Instructions for the task: Repeat the entries below exactly. Drop the pictures.

......

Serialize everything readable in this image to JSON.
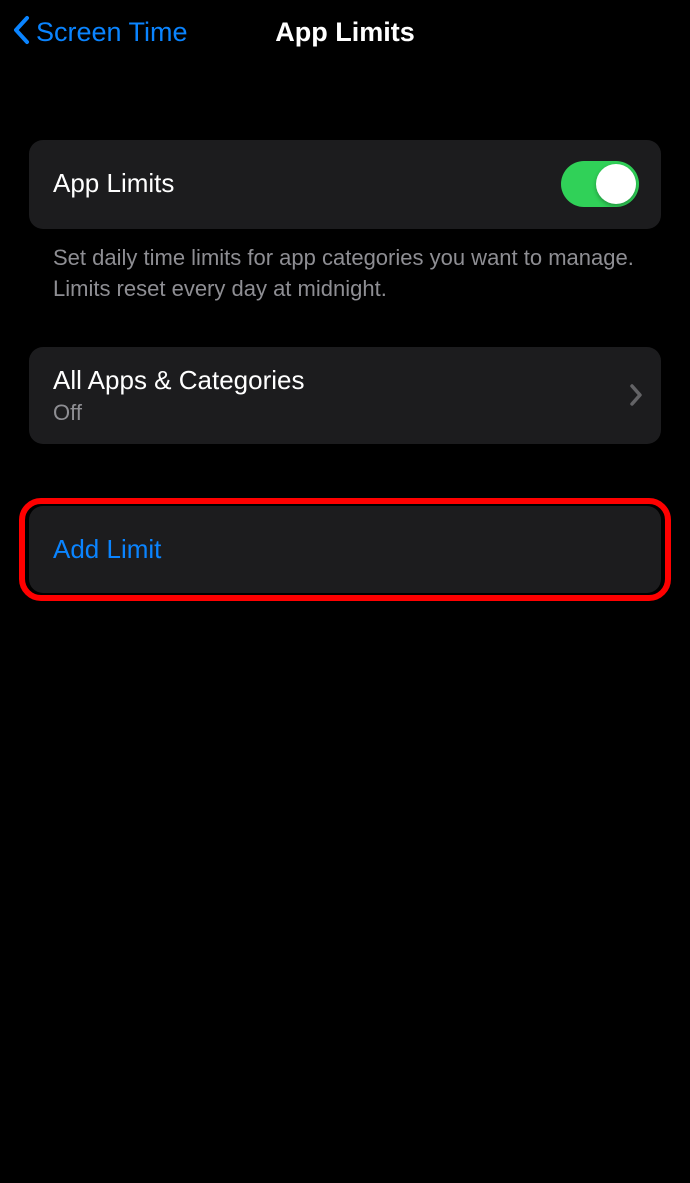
{
  "nav": {
    "back_label": "Screen Time",
    "title": "App Limits"
  },
  "toggle_section": {
    "title": "App Limits",
    "enabled": true,
    "footer": "Set daily time limits for app categories you want to manage. Limits reset every day at midnight."
  },
  "all_apps": {
    "title": "All Apps & Categories",
    "status": "Off"
  },
  "add_limit": {
    "label": "Add Limit"
  }
}
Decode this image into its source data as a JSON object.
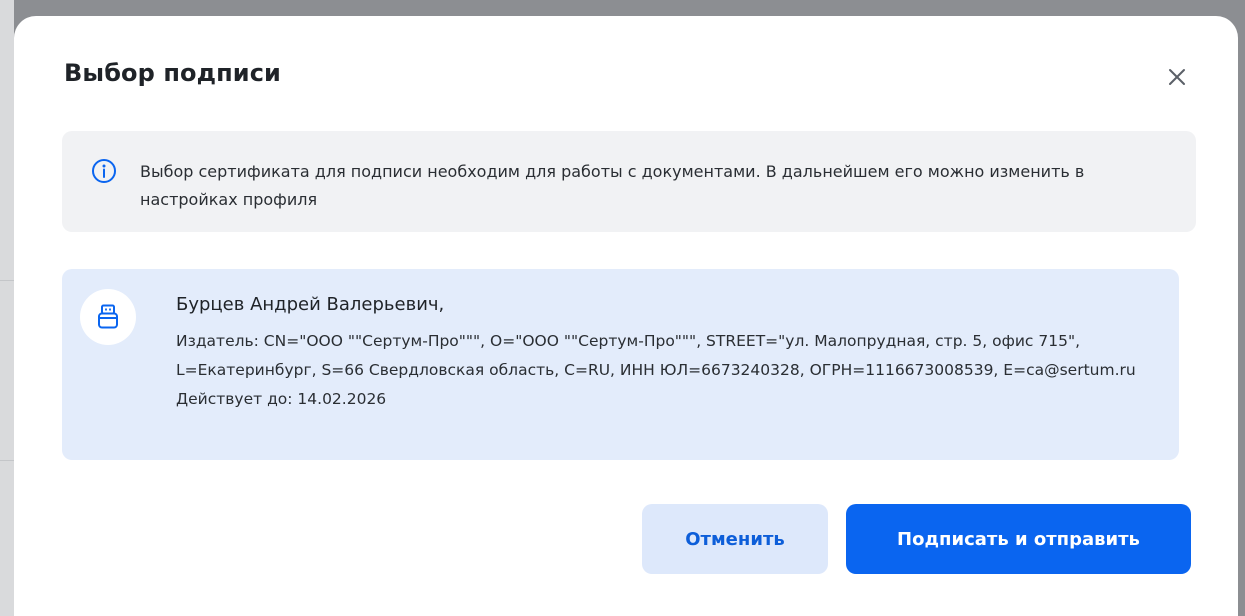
{
  "dialog": {
    "title": "Выбор подписи",
    "close_icon": "close-icon"
  },
  "info": {
    "icon": "info-icon",
    "text": "Выбор сертификата для подписи необходим для работы с документами. В дальнейшем его можно изменить в настройках профиля"
  },
  "certificate": {
    "icon": "usb-token-icon",
    "owner": "Бурцев Андрей Валерьевич,",
    "issuer": "Издатель: CN=\"ООО \"\"Сертум-Про\"\"\", O=\"ООО \"\"Сертум-Про\"\"\", STREET=\"ул. Малопрудная, стр. 5, офис 715\", L=Екатеринбург, S=66 Свердловская область, C=RU, ИНН ЮЛ=6673240328, ОГРН=1116673008539, E=ca@sertum.ru",
    "valid_until": "Действует до: 14.02.2026"
  },
  "actions": {
    "cancel_label": "Отменить",
    "submit_label": "Подписать и отправить"
  },
  "colors": {
    "primary": "#0a65f0",
    "card_selected": "#e3ecfb",
    "info_bg": "#f1f2f4"
  }
}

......

Output:
Serialize everything readable in this image to JSON.
{
  "nav": {
    "back_label": "Screen Time",
    "title": "App Limits"
  },
  "toggle_section": {
    "title": "App Limits",
    "enabled": true,
    "footer": "Set daily time limits for app categories you want to manage. Limits reset every day at midnight."
  },
  "all_apps": {
    "title": "All Apps & Categories",
    "status": "Off"
  },
  "add_limit": {
    "label": "Add Limit"
  }
}
Decode this image into its source data as a JSON object.
{
  "dialog": {
    "title": "Выбор подписи",
    "close_icon": "close-icon"
  },
  "info": {
    "icon": "info-icon",
    "text": "Выбор сертификата для подписи необходим для работы с документами. В дальнейшем его можно изменить в настройках профиля"
  },
  "certificate": {
    "icon": "usb-token-icon",
    "owner": "Бурцев Андрей Валерьевич,",
    "issuer": "Издатель: CN=\"ООО \"\"Сертум-Про\"\"\", O=\"ООО \"\"Сертум-Про\"\"\", STREET=\"ул. Малопрудная, стр. 5, офис 715\", L=Екатеринбург, S=66 Свердловская область, C=RU, ИНН ЮЛ=6673240328, ОГРН=1116673008539, E=ca@sertum.ru",
    "valid_until": "Действует до: 14.02.2026"
  },
  "actions": {
    "cancel_label": "Отменить",
    "submit_label": "Подписать и отправить"
  },
  "colors": {
    "primary": "#0a65f0",
    "card_selected": "#e3ecfb",
    "info_bg": "#f1f2f4"
  }
}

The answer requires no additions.